EXERCISE BRIEF
Exactly one number should make up the answer: how many lines of the listing contain the string "COVID".

DATA EXTRACTS
* * * * * * *
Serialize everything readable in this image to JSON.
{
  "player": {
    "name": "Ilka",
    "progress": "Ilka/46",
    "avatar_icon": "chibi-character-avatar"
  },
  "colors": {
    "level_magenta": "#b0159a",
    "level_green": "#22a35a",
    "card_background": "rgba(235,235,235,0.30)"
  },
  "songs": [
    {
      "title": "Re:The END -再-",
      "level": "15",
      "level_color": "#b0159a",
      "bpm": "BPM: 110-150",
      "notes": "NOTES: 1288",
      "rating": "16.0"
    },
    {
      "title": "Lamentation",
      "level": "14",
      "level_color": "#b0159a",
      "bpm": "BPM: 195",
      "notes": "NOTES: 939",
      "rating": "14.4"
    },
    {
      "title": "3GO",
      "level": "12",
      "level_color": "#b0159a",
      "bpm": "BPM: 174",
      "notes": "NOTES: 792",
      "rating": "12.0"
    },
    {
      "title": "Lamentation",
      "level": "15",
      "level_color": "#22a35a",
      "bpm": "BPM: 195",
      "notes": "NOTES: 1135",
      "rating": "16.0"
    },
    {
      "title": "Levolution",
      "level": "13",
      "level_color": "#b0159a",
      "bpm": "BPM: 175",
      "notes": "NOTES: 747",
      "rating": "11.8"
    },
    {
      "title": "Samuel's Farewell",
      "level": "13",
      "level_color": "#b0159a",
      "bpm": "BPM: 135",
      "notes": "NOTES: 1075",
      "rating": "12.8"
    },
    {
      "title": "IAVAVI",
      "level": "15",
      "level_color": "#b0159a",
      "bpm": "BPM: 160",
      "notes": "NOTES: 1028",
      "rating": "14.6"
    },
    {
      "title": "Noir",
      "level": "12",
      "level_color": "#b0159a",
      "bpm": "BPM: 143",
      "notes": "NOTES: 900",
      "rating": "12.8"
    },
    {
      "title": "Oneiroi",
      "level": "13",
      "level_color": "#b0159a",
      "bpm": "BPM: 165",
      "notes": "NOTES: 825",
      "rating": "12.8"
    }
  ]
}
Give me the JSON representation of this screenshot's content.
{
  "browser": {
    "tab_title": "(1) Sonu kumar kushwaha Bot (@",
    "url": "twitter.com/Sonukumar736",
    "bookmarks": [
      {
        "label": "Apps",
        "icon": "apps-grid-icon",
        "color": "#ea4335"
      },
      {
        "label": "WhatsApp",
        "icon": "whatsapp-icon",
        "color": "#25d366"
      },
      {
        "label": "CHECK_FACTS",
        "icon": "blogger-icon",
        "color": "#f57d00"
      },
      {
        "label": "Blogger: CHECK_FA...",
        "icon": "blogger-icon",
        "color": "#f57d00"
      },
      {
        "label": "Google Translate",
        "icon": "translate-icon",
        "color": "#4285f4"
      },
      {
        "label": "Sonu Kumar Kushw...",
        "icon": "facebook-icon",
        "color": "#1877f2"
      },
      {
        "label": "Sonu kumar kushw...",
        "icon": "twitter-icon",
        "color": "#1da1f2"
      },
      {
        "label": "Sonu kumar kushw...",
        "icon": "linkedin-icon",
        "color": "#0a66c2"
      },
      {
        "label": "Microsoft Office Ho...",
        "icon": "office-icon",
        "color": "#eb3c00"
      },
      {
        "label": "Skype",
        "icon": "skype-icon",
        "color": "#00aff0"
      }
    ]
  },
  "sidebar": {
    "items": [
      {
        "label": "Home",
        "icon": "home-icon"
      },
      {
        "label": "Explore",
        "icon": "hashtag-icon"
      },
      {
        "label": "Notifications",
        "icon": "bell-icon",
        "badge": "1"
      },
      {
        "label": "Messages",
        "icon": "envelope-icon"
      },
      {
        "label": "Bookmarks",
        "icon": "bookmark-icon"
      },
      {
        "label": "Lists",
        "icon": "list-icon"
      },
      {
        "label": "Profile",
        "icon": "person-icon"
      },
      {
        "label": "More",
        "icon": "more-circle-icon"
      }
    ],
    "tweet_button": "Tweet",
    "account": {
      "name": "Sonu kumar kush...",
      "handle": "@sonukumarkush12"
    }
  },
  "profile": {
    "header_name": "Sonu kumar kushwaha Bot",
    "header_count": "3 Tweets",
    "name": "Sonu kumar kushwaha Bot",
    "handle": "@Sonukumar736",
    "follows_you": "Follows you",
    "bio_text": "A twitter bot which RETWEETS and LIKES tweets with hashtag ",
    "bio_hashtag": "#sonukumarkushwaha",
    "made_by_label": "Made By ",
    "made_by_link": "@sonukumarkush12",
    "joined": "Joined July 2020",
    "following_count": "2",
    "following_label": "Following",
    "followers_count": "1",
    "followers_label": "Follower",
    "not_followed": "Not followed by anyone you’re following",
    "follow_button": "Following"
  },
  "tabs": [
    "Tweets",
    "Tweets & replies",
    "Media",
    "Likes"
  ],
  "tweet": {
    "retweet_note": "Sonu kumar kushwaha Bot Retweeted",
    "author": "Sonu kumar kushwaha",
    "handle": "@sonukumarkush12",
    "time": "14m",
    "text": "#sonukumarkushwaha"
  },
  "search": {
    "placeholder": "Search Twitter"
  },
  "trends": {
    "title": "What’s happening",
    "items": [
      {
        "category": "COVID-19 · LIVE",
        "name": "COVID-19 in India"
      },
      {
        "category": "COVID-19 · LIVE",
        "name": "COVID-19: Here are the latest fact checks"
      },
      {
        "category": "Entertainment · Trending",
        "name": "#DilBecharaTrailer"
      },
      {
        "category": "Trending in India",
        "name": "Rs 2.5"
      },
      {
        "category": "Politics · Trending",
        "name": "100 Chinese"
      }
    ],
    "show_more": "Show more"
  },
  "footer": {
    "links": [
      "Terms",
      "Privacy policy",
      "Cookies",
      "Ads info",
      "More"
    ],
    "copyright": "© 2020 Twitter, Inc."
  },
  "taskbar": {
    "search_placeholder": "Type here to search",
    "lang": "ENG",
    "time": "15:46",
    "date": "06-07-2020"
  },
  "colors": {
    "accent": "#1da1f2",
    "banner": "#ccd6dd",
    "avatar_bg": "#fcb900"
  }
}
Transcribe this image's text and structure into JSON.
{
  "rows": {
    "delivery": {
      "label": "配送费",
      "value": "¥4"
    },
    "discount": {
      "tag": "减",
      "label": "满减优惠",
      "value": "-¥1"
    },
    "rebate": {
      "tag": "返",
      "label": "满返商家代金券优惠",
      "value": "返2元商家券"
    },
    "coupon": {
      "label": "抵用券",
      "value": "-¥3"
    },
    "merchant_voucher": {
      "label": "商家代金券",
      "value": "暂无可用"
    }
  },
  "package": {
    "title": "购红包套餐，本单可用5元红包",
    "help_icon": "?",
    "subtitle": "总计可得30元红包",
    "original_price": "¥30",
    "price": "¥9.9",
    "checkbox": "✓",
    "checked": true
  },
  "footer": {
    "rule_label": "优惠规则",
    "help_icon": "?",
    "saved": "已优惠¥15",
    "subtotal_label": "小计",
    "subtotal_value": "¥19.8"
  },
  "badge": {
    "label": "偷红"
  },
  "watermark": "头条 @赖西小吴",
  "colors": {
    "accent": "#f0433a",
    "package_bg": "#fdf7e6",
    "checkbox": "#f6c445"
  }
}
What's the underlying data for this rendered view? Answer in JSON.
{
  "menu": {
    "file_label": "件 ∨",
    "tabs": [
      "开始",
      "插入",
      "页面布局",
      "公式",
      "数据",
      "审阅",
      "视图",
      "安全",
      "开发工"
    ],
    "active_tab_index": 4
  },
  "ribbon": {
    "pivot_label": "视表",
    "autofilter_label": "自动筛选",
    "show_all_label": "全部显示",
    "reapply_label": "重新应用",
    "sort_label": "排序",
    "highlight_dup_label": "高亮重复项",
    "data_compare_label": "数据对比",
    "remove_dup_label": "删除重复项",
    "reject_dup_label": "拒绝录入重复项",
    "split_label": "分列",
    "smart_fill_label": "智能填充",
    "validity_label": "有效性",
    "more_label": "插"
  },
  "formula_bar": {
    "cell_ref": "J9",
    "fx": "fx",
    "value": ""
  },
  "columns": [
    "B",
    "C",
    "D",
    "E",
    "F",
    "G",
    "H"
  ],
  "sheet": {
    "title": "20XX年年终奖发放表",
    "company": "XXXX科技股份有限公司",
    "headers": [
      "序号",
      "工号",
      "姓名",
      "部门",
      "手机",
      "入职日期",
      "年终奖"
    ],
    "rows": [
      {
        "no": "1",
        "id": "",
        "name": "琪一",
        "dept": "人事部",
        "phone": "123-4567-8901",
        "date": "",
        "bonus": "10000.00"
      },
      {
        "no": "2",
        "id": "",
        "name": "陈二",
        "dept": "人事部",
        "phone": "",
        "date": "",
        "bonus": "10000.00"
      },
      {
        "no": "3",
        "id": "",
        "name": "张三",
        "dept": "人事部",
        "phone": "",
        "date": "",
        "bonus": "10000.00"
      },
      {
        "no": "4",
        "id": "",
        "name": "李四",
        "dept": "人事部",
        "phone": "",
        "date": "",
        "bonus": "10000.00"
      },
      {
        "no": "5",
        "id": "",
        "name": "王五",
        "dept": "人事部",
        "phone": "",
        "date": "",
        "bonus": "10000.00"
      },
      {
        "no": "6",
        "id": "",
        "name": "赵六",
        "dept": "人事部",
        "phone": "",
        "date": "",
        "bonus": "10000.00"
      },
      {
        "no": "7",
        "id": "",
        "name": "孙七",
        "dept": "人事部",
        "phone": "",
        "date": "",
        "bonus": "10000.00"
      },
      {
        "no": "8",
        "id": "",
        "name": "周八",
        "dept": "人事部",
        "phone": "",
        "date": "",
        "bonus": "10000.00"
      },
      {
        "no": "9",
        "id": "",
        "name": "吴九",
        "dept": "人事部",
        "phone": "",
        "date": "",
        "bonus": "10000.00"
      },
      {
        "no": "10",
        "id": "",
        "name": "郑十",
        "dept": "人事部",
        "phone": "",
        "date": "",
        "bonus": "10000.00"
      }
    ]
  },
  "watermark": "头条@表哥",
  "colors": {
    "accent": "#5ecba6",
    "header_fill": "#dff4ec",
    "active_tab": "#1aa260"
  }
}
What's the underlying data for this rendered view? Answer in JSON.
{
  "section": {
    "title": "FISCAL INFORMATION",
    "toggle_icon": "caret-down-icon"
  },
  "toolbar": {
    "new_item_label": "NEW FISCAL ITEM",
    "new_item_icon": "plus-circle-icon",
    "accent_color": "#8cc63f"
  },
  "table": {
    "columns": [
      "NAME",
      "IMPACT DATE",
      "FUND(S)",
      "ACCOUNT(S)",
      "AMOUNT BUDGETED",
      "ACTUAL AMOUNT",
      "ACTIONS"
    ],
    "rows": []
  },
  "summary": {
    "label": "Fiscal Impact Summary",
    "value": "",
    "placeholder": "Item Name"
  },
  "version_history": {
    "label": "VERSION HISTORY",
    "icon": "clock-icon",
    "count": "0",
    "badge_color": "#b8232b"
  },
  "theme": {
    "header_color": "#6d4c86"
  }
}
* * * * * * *
SOLUTION BELOW
4